Some of us have it. Some of us don't. In a world that rejects the moral bounderies of absolute truth, courage is a rare commodity. Fearing the empty label of intolerance, all of humanity seems to shrink away from right and wrong. Hiding in our cowardice, we foolishly accept moral decline and decay. And, while some claim we have lost our moral compass, I strongly feel that it is more likely an issue of courage. It is a story as old as Cain and Abel. Both brothers knew what was right, but one chose obedience, the other murder. We are told that God reminded Abel, "If you do what is right, will you not be accepted? But if you do not do what is right, sin is crouching at your door; it desires to have you, but you must master it." (Genesis 4:7 NIV)
The same is true of us today. Obedience takes courage and many of choose the worldly road instead. It is not that we don't know what is right and what is wrong. Our Heavenly Father clearly leads us in righteousness. Rather, we prefer to stay hidden in sin, for we lack courage to stand out.
It shouldn't be so. For scripture pointedly says, "Have I not commanded you? Be strong and courageous. Do not be terrified; do not be discouraged, for the LORD your God will be with you wherever you go." (Joshua 1:9 NIV) God doesn't suggest we be courageous...He COMMANDS it! The world hasn't changed. It is still gripped by sin and will continue to be so until Christ returns. Yet, because of His sacrifice on the Cross, we are changed. With courage we can do the "God" things that truly revolutionize the world and bring glory to the Father.

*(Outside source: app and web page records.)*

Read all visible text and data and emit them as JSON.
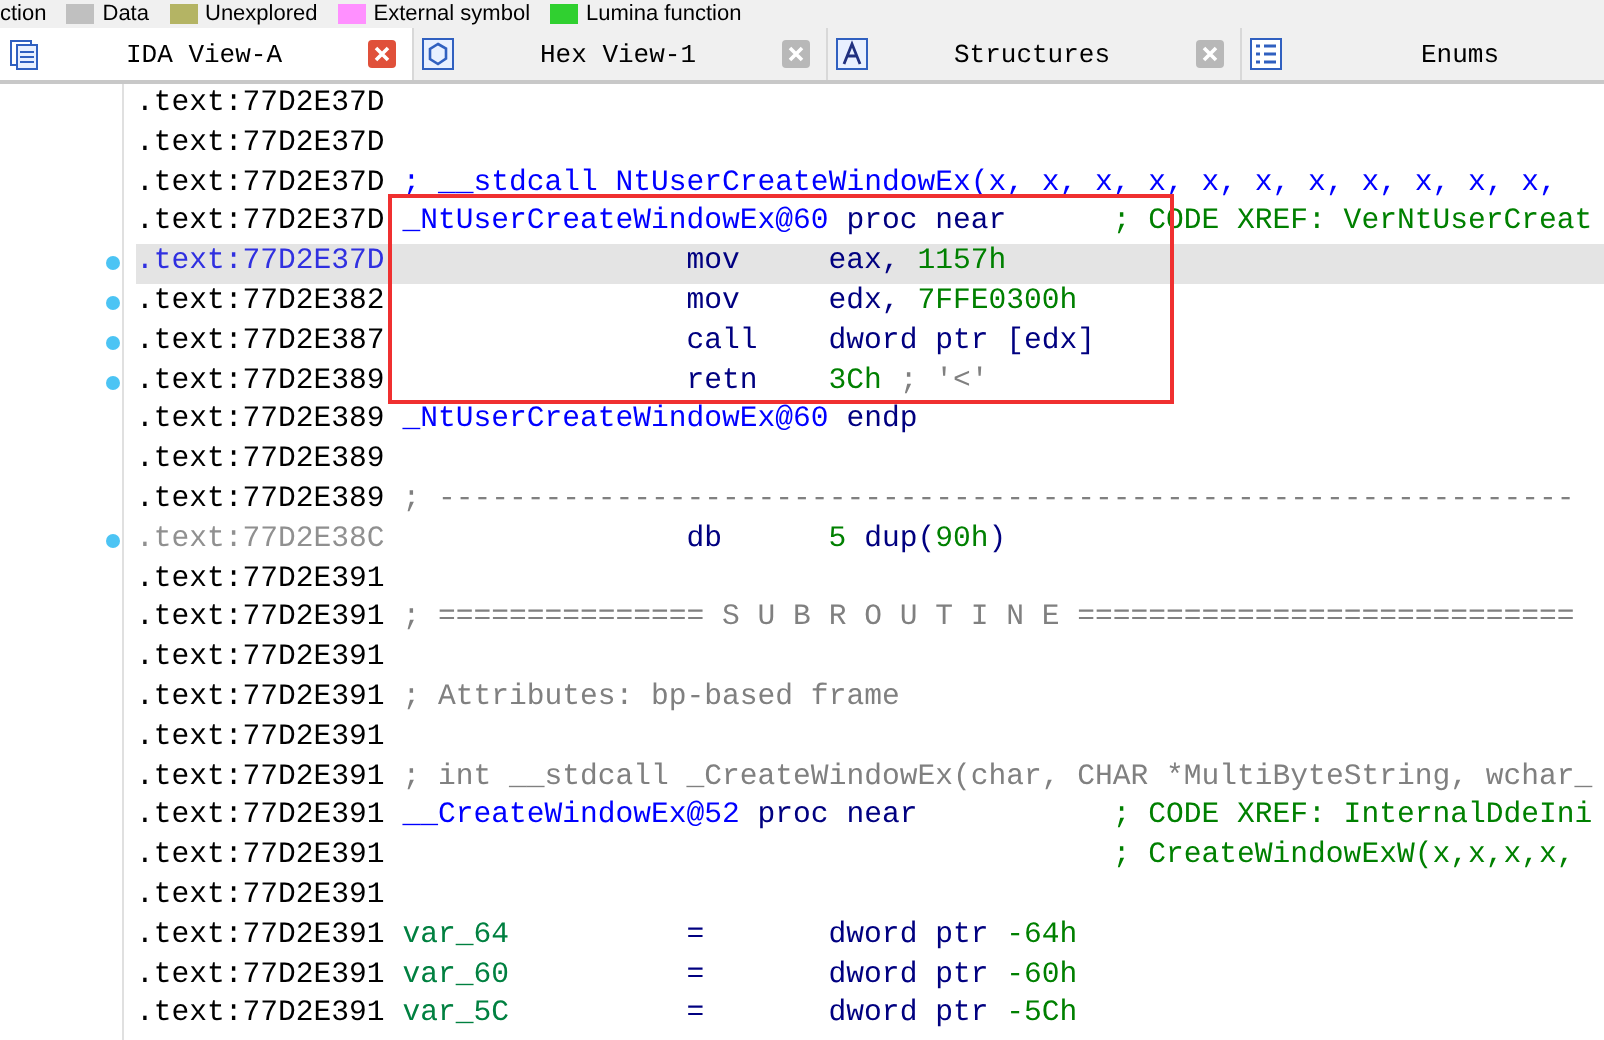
{
  "legend": [
    {
      "label": "ction"
    },
    {
      "label": "Data",
      "color": "#c0c0c0"
    },
    {
      "label": "Unexplored",
      "color": "#b4b464"
    },
    {
      "label": "External symbol",
      "color": "#ff90ff"
    },
    {
      "label": "Lumina function",
      "color": "#30d030"
    }
  ],
  "tabs": [
    {
      "label": "IDA View-A",
      "kind": "listing",
      "selected": true,
      "closable": true
    },
    {
      "label": "Hex View-1",
      "kind": "hex",
      "selected": false,
      "closable": true
    },
    {
      "label": "Structures",
      "kind": "struct",
      "selected": false,
      "closable": true
    },
    {
      "label": "Enums",
      "kind": "enum",
      "selected": false,
      "closable": false
    }
  ],
  "lines": [
    {
      "address": ".text:77D2E37D"
    },
    {
      "address": ".text:77D2E37D"
    },
    {
      "address": ".text:77D2E37D",
      "parts": [
        {
          "text": "; __stdcall NtUserCreateWindowEx(x, x, x, x, x, x, x, x, x, x, x,",
          "kind": "decl"
        }
      ]
    },
    {
      "address": ".text:77D2E37D",
      "boxed": true,
      "label": {
        "text": "_NtUserCreateWindowEx@60",
        "kind": "name"
      },
      "op": "proc near",
      "comment": [
        {
          "text": "; CODE XREF: VerNtUserCreat",
          "kind": "xref"
        }
      ]
    },
    {
      "address": ".text:77D2E37D",
      "boxed": true,
      "selected": true,
      "marker": true,
      "op": "mov",
      "parts": [
        {
          "text": "eax,",
          "kind": "operand"
        },
        {
          "text": "1157h",
          "kind": "number"
        }
      ]
    },
    {
      "address": ".text:77D2E382",
      "boxed": true,
      "marker": true,
      "op": "mov",
      "parts": [
        {
          "text": "edx,",
          "kind": "operand"
        },
        {
          "text": "7FFE0300h",
          "kind": "number"
        }
      ]
    },
    {
      "address": ".text:77D2E387",
      "boxed": true,
      "marker": true,
      "op": "call",
      "parts": [
        {
          "text": "dword ptr [edx]",
          "kind": "operand"
        }
      ]
    },
    {
      "address": ".text:77D2E389",
      "boxed": true,
      "marker": true,
      "op": "retn",
      "parts": [
        {
          "text": "3Ch",
          "kind": "number"
        },
        {
          "text": "; '<'",
          "kind": "comment"
        }
      ]
    },
    {
      "address": ".text:77D2E389",
      "label": {
        "text": "_NtUserCreateWindowEx@60",
        "kind": "name"
      },
      "op": "endp"
    },
    {
      "address": ".text:77D2E389"
    },
    {
      "address": ".text:77D2E389",
      "parts": [
        {
          "text": "; ----------------------------------------------------------------",
          "kind": "comment"
        }
      ]
    },
    {
      "address": ".text:77D2E38C",
      "dim": true,
      "marker": true,
      "op": "db",
      "parts": [
        {
          "text": "5",
          "kind": "number"
        },
        {
          "text": "dup(",
          "kind": "operand"
        },
        {
          "text": "90h",
          "kind": "number"
        },
        {
          "text": ")",
          "kind": "operand"
        }
      ]
    },
    {
      "address": ".text:77D2E391"
    },
    {
      "address": ".text:77D2E391",
      "parts": [
        {
          "text": "; =============== S U B R O U T I N E ============================",
          "kind": "comment"
        }
      ]
    },
    {
      "address": ".text:77D2E391"
    },
    {
      "address": ".text:77D2E391",
      "parts": [
        {
          "text": "; Attributes: bp-based frame",
          "kind": "comment"
        }
      ]
    },
    {
      "address": ".text:77D2E391"
    },
    {
      "address": ".text:77D2E391",
      "parts": [
        {
          "text": "; int __stdcall _CreateWindowEx(char, CHAR *MultiByteString, wchar_",
          "kind": "comment"
        }
      ]
    },
    {
      "address": ".text:77D2E391",
      "label": {
        "text": "__CreateWindowEx@52",
        "kind": "name"
      },
      "op": "proc near",
      "comment": [
        {
          "text": "; CODE XREF: InternalDdeIni",
          "kind": "xref"
        }
      ]
    },
    {
      "address": ".text:77D2E391",
      "comment": [
        {
          "text": "; CreateWindowExW(x,x,x,x,",
          "kind": "xref"
        }
      ]
    },
    {
      "address": ".text:77D2E391"
    },
    {
      "address": ".text:77D2E391",
      "label": {
        "text": "var_64",
        "kind": "var"
      },
      "op": "=",
      "parts": [
        {
          "text": "dword ptr",
          "kind": "operand"
        },
        {
          "text": "-64h",
          "kind": "number"
        }
      ]
    },
    {
      "address": ".text:77D2E391",
      "label": {
        "text": "var_60",
        "kind": "var"
      },
      "op": "=",
      "parts": [
        {
          "text": "dword ptr",
          "kind": "operand"
        },
        {
          "text": "-60h",
          "kind": "number"
        }
      ]
    },
    {
      "address": ".text:77D2E391",
      "label": {
        "text": "var_5C",
        "kind": "var"
      },
      "op": "=",
      "parts": [
        {
          "text": "dword ptr",
          "kind": "operand"
        },
        {
          "text": "-5Ch",
          "kind": "number"
        }
      ]
    }
  ]
}
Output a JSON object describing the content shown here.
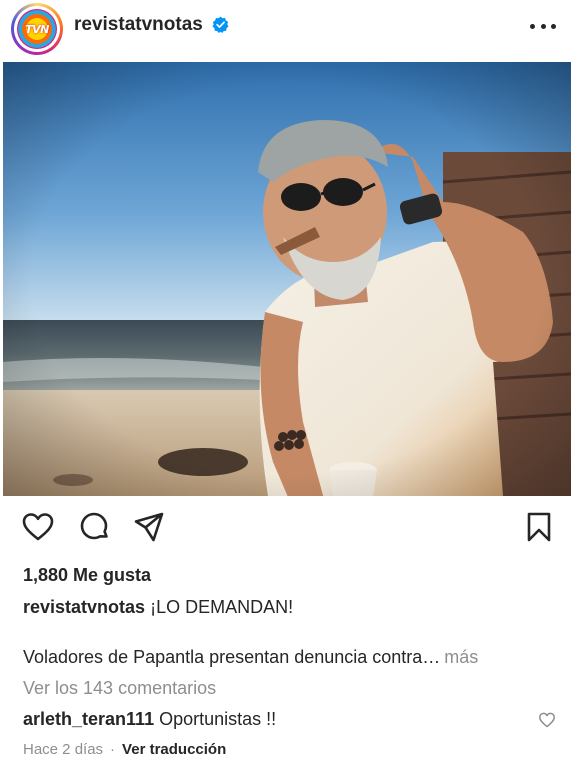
{
  "post": {
    "username": "revistatvnotas",
    "avatar_text": "TVN",
    "verified": true,
    "image_alt": "Hombre con lentes oscuros fumando un puro frente al mar",
    "likes": "1,880 Me gusta",
    "caption_user": "revistatvnotas",
    "caption_text": "¡LO DEMANDAN!",
    "body_text": "Voladores de Papantla presentan denuncia contra…",
    "more_label": "más",
    "view_comments": "Ver los 143 comentarios",
    "comment_user": "arleth_teran111",
    "comment_text": "Oportunistas !!",
    "time_ago": "Hace 2 días",
    "separator": "·",
    "translate_label": "Ver traducción"
  },
  "icons": {
    "verified": "verified-badge-icon",
    "more": "more-options-icon",
    "like": "heart-icon",
    "comment": "comment-icon",
    "share": "paper-plane-icon",
    "save": "bookmark-icon",
    "comment_like": "small-heart-icon"
  },
  "colors": {
    "text": "#262626",
    "muted": "#8e8e8e",
    "verified": "#0095f6"
  }
}
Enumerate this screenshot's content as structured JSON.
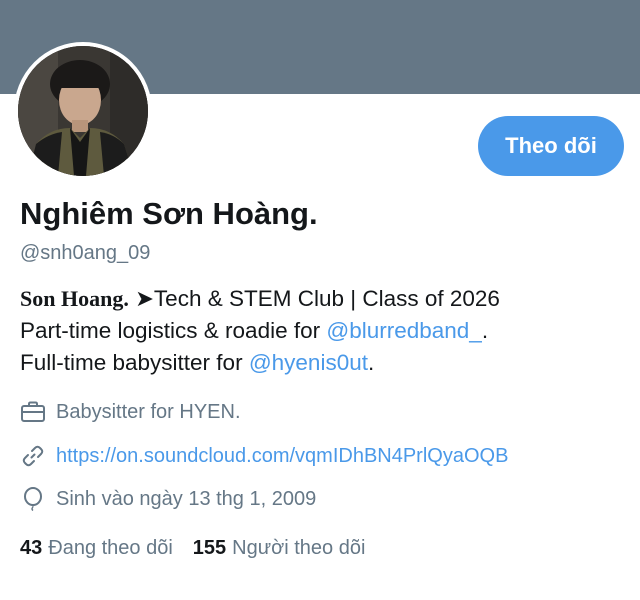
{
  "profile": {
    "display_name": "Nghiêm Sơn Hoàng.",
    "handle": "@snh0ang_09",
    "follow_button": "Theo dõi",
    "bio": {
      "line1_name": "Son Hoang.",
      "line1_rest": "  ➤Tech & STEM Club | Class of 2026",
      "line2_prefix": "Part-time logistics & roadie for ",
      "line2_mention": "@blurredband_",
      "line2_suffix": ".",
      "line3_prefix": "Full-time babysitter for ",
      "line3_mention": "@hyenis0ut",
      "line3_suffix": "."
    },
    "work": "Babysitter for HYEN.",
    "website": "https://on.soundcloud.com/vqmIDhBN4PrlQyaOQB",
    "birthday": "Sinh vào ngày 13 thg 1, 2009",
    "following_count": "43",
    "following_label": "Đang theo dõi",
    "followers_count": "155",
    "followers_label": "Người theo dõi"
  },
  "icons": {
    "work": "briefcase-icon",
    "website": "link-icon",
    "birthday": "balloon-icon"
  },
  "colors": {
    "banner": "#657786",
    "accent": "#4a99e9",
    "secondary_text": "#657786",
    "primary_text": "#14171a"
  }
}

Long ago, in the midst of exile, there was a woman, not so different from you or me, who initially lacked courage in a desperate and seemingly hopeless situation. Her name was Esther. Gripped by fear, she remained silent for a time while her people confronted threats of certain death. Her choices were grim. On the one hand Esther faced execution for being a Jew, on the other, execution for approaching the King without first being summoned. In all fairness, it seemed like a lose/lose proposition. But, we learn a lot from this bold girl who was also the unlikely Queen of the Persian empire. When in doubt, we must pray for courage. We are told that Esther told her cousin Mordecai...
"Go, gather together all the Jews who are in Susa, and fast for me. Do not eat or drink for three days, night or day. I and my maids will fast as you do. When this is done, I will go to the king, even though it is against the law. And if I perish, I perish." (Esther 4:15-16 NIV)
Mustering her strength, Esther faced the uncertainties, victoriously saving both her people and herself. In short, she looked to God and courageously conquored fear. Each day, we encounter opportunities to display courage as well. We are courageous when we choose to reject humanistic ideals and instead embrace eternal truths in our homes and families. We show courage as we speak truth and love into the life of a friend who has stumbled blindly into sin and certain destruction. And we display courage as we boldly claim the gospel of Jesus Christ in a world bitterly consumed with hatred for our Savior.
Life is not for the faint of heart. Daily, we face an unseen enemy who seeks destruction in our lives. But we can be certain that darkness flees when we have courage and boldly follow God.